*** Opening of Data listing ***

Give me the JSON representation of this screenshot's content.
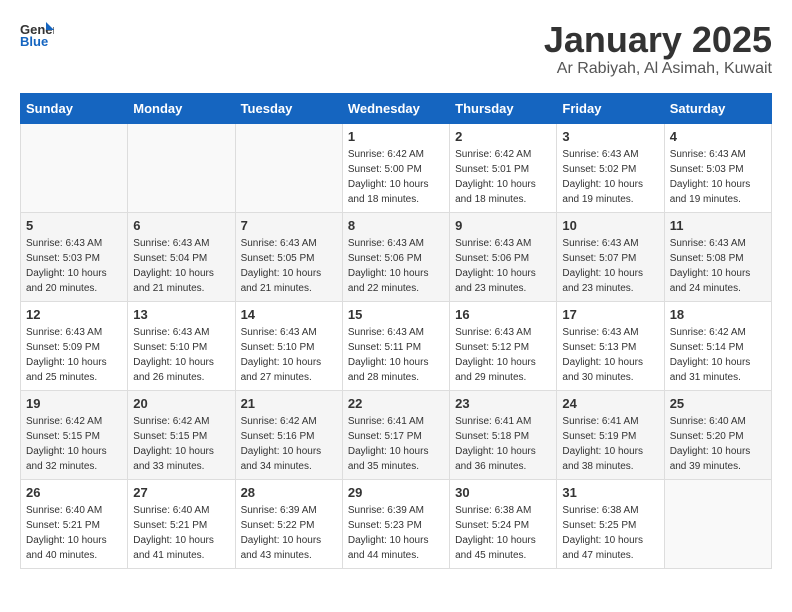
{
  "logo": {
    "general": "General",
    "blue": "Blue"
  },
  "title": "January 2025",
  "subtitle": "Ar Rabiyah, Al Asimah, Kuwait",
  "days_of_week": [
    "Sunday",
    "Monday",
    "Tuesday",
    "Wednesday",
    "Thursday",
    "Friday",
    "Saturday"
  ],
  "weeks": [
    [
      {
        "day": "",
        "info": ""
      },
      {
        "day": "",
        "info": ""
      },
      {
        "day": "",
        "info": ""
      },
      {
        "day": "1",
        "info": "Sunrise: 6:42 AM\nSunset: 5:00 PM\nDaylight: 10 hours\nand 18 minutes."
      },
      {
        "day": "2",
        "info": "Sunrise: 6:42 AM\nSunset: 5:01 PM\nDaylight: 10 hours\nand 18 minutes."
      },
      {
        "day": "3",
        "info": "Sunrise: 6:43 AM\nSunset: 5:02 PM\nDaylight: 10 hours\nand 19 minutes."
      },
      {
        "day": "4",
        "info": "Sunrise: 6:43 AM\nSunset: 5:03 PM\nDaylight: 10 hours\nand 19 minutes."
      }
    ],
    [
      {
        "day": "5",
        "info": "Sunrise: 6:43 AM\nSunset: 5:03 PM\nDaylight: 10 hours\nand 20 minutes."
      },
      {
        "day": "6",
        "info": "Sunrise: 6:43 AM\nSunset: 5:04 PM\nDaylight: 10 hours\nand 21 minutes."
      },
      {
        "day": "7",
        "info": "Sunrise: 6:43 AM\nSunset: 5:05 PM\nDaylight: 10 hours\nand 21 minutes."
      },
      {
        "day": "8",
        "info": "Sunrise: 6:43 AM\nSunset: 5:06 PM\nDaylight: 10 hours\nand 22 minutes."
      },
      {
        "day": "9",
        "info": "Sunrise: 6:43 AM\nSunset: 5:06 PM\nDaylight: 10 hours\nand 23 minutes."
      },
      {
        "day": "10",
        "info": "Sunrise: 6:43 AM\nSunset: 5:07 PM\nDaylight: 10 hours\nand 23 minutes."
      },
      {
        "day": "11",
        "info": "Sunrise: 6:43 AM\nSunset: 5:08 PM\nDaylight: 10 hours\nand 24 minutes."
      }
    ],
    [
      {
        "day": "12",
        "info": "Sunrise: 6:43 AM\nSunset: 5:09 PM\nDaylight: 10 hours\nand 25 minutes."
      },
      {
        "day": "13",
        "info": "Sunrise: 6:43 AM\nSunset: 5:10 PM\nDaylight: 10 hours\nand 26 minutes."
      },
      {
        "day": "14",
        "info": "Sunrise: 6:43 AM\nSunset: 5:10 PM\nDaylight: 10 hours\nand 27 minutes."
      },
      {
        "day": "15",
        "info": "Sunrise: 6:43 AM\nSunset: 5:11 PM\nDaylight: 10 hours\nand 28 minutes."
      },
      {
        "day": "16",
        "info": "Sunrise: 6:43 AM\nSunset: 5:12 PM\nDaylight: 10 hours\nand 29 minutes."
      },
      {
        "day": "17",
        "info": "Sunrise: 6:43 AM\nSunset: 5:13 PM\nDaylight: 10 hours\nand 30 minutes."
      },
      {
        "day": "18",
        "info": "Sunrise: 6:42 AM\nSunset: 5:14 PM\nDaylight: 10 hours\nand 31 minutes."
      }
    ],
    [
      {
        "day": "19",
        "info": "Sunrise: 6:42 AM\nSunset: 5:15 PM\nDaylight: 10 hours\nand 32 minutes."
      },
      {
        "day": "20",
        "info": "Sunrise: 6:42 AM\nSunset: 5:15 PM\nDaylight: 10 hours\nand 33 minutes."
      },
      {
        "day": "21",
        "info": "Sunrise: 6:42 AM\nSunset: 5:16 PM\nDaylight: 10 hours\nand 34 minutes."
      },
      {
        "day": "22",
        "info": "Sunrise: 6:41 AM\nSunset: 5:17 PM\nDaylight: 10 hours\nand 35 minutes."
      },
      {
        "day": "23",
        "info": "Sunrise: 6:41 AM\nSunset: 5:18 PM\nDaylight: 10 hours\nand 36 minutes."
      },
      {
        "day": "24",
        "info": "Sunrise: 6:41 AM\nSunset: 5:19 PM\nDaylight: 10 hours\nand 38 minutes."
      },
      {
        "day": "25",
        "info": "Sunrise: 6:40 AM\nSunset: 5:20 PM\nDaylight: 10 hours\nand 39 minutes."
      }
    ],
    [
      {
        "day": "26",
        "info": "Sunrise: 6:40 AM\nSunset: 5:21 PM\nDaylight: 10 hours\nand 40 minutes."
      },
      {
        "day": "27",
        "info": "Sunrise: 6:40 AM\nSunset: 5:21 PM\nDaylight: 10 hours\nand 41 minutes."
      },
      {
        "day": "28",
        "info": "Sunrise: 6:39 AM\nSunset: 5:22 PM\nDaylight: 10 hours\nand 43 minutes."
      },
      {
        "day": "29",
        "info": "Sunrise: 6:39 AM\nSunset: 5:23 PM\nDaylight: 10 hours\nand 44 minutes."
      },
      {
        "day": "30",
        "info": "Sunrise: 6:38 AM\nSunset: 5:24 PM\nDaylight: 10 hours\nand 45 minutes."
      },
      {
        "day": "31",
        "info": "Sunrise: 6:38 AM\nSunset: 5:25 PM\nDaylight: 10 hours\nand 47 minutes."
      },
      {
        "day": "",
        "info": ""
      }
    ]
  ]
}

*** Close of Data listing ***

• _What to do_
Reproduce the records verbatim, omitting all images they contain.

• _Expected output_
Give me the JSON representation of this screenshot's content.
{
  "logo": {
    "general": "General",
    "blue": "Blue"
  },
  "title": "January 2025",
  "subtitle": "Ar Rabiyah, Al Asimah, Kuwait",
  "days_of_week": [
    "Sunday",
    "Monday",
    "Tuesday",
    "Wednesday",
    "Thursday",
    "Friday",
    "Saturday"
  ],
  "weeks": [
    [
      {
        "day": "",
        "info": ""
      },
      {
        "day": "",
        "info": ""
      },
      {
        "day": "",
        "info": ""
      },
      {
        "day": "1",
        "info": "Sunrise: 6:42 AM\nSunset: 5:00 PM\nDaylight: 10 hours\nand 18 minutes."
      },
      {
        "day": "2",
        "info": "Sunrise: 6:42 AM\nSunset: 5:01 PM\nDaylight: 10 hours\nand 18 minutes."
      },
      {
        "day": "3",
        "info": "Sunrise: 6:43 AM\nSunset: 5:02 PM\nDaylight: 10 hours\nand 19 minutes."
      },
      {
        "day": "4",
        "info": "Sunrise: 6:43 AM\nSunset: 5:03 PM\nDaylight: 10 hours\nand 19 minutes."
      }
    ],
    [
      {
        "day": "5",
        "info": "Sunrise: 6:43 AM\nSunset: 5:03 PM\nDaylight: 10 hours\nand 20 minutes."
      },
      {
        "day": "6",
        "info": "Sunrise: 6:43 AM\nSunset: 5:04 PM\nDaylight: 10 hours\nand 21 minutes."
      },
      {
        "day": "7",
        "info": "Sunrise: 6:43 AM\nSunset: 5:05 PM\nDaylight: 10 hours\nand 21 minutes."
      },
      {
        "day": "8",
        "info": "Sunrise: 6:43 AM\nSunset: 5:06 PM\nDaylight: 10 hours\nand 22 minutes."
      },
      {
        "day": "9",
        "info": "Sunrise: 6:43 AM\nSunset: 5:06 PM\nDaylight: 10 hours\nand 23 minutes."
      },
      {
        "day": "10",
        "info": "Sunrise: 6:43 AM\nSunset: 5:07 PM\nDaylight: 10 hours\nand 23 minutes."
      },
      {
        "day": "11",
        "info": "Sunrise: 6:43 AM\nSunset: 5:08 PM\nDaylight: 10 hours\nand 24 minutes."
      }
    ],
    [
      {
        "day": "12",
        "info": "Sunrise: 6:43 AM\nSunset: 5:09 PM\nDaylight: 10 hours\nand 25 minutes."
      },
      {
        "day": "13",
        "info": "Sunrise: 6:43 AM\nSunset: 5:10 PM\nDaylight: 10 hours\nand 26 minutes."
      },
      {
        "day": "14",
        "info": "Sunrise: 6:43 AM\nSunset: 5:10 PM\nDaylight: 10 hours\nand 27 minutes."
      },
      {
        "day": "15",
        "info": "Sunrise: 6:43 AM\nSunset: 5:11 PM\nDaylight: 10 hours\nand 28 minutes."
      },
      {
        "day": "16",
        "info": "Sunrise: 6:43 AM\nSunset: 5:12 PM\nDaylight: 10 hours\nand 29 minutes."
      },
      {
        "day": "17",
        "info": "Sunrise: 6:43 AM\nSunset: 5:13 PM\nDaylight: 10 hours\nand 30 minutes."
      },
      {
        "day": "18",
        "info": "Sunrise: 6:42 AM\nSunset: 5:14 PM\nDaylight: 10 hours\nand 31 minutes."
      }
    ],
    [
      {
        "day": "19",
        "info": "Sunrise: 6:42 AM\nSunset: 5:15 PM\nDaylight: 10 hours\nand 32 minutes."
      },
      {
        "day": "20",
        "info": "Sunrise: 6:42 AM\nSunset: 5:15 PM\nDaylight: 10 hours\nand 33 minutes."
      },
      {
        "day": "21",
        "info": "Sunrise: 6:42 AM\nSunset: 5:16 PM\nDaylight: 10 hours\nand 34 minutes."
      },
      {
        "day": "22",
        "info": "Sunrise: 6:41 AM\nSunset: 5:17 PM\nDaylight: 10 hours\nand 35 minutes."
      },
      {
        "day": "23",
        "info": "Sunrise: 6:41 AM\nSunset: 5:18 PM\nDaylight: 10 hours\nand 36 minutes."
      },
      {
        "day": "24",
        "info": "Sunrise: 6:41 AM\nSunset: 5:19 PM\nDaylight: 10 hours\nand 38 minutes."
      },
      {
        "day": "25",
        "info": "Sunrise: 6:40 AM\nSunset: 5:20 PM\nDaylight: 10 hours\nand 39 minutes."
      }
    ],
    [
      {
        "day": "26",
        "info": "Sunrise: 6:40 AM\nSunset: 5:21 PM\nDaylight: 10 hours\nand 40 minutes."
      },
      {
        "day": "27",
        "info": "Sunrise: 6:40 AM\nSunset: 5:21 PM\nDaylight: 10 hours\nand 41 minutes."
      },
      {
        "day": "28",
        "info": "Sunrise: 6:39 AM\nSunset: 5:22 PM\nDaylight: 10 hours\nand 43 minutes."
      },
      {
        "day": "29",
        "info": "Sunrise: 6:39 AM\nSunset: 5:23 PM\nDaylight: 10 hours\nand 44 minutes."
      },
      {
        "day": "30",
        "info": "Sunrise: 6:38 AM\nSunset: 5:24 PM\nDaylight: 10 hours\nand 45 minutes."
      },
      {
        "day": "31",
        "info": "Sunrise: 6:38 AM\nSunset: 5:25 PM\nDaylight: 10 hours\nand 47 minutes."
      },
      {
        "day": "",
        "info": ""
      }
    ]
  ]
}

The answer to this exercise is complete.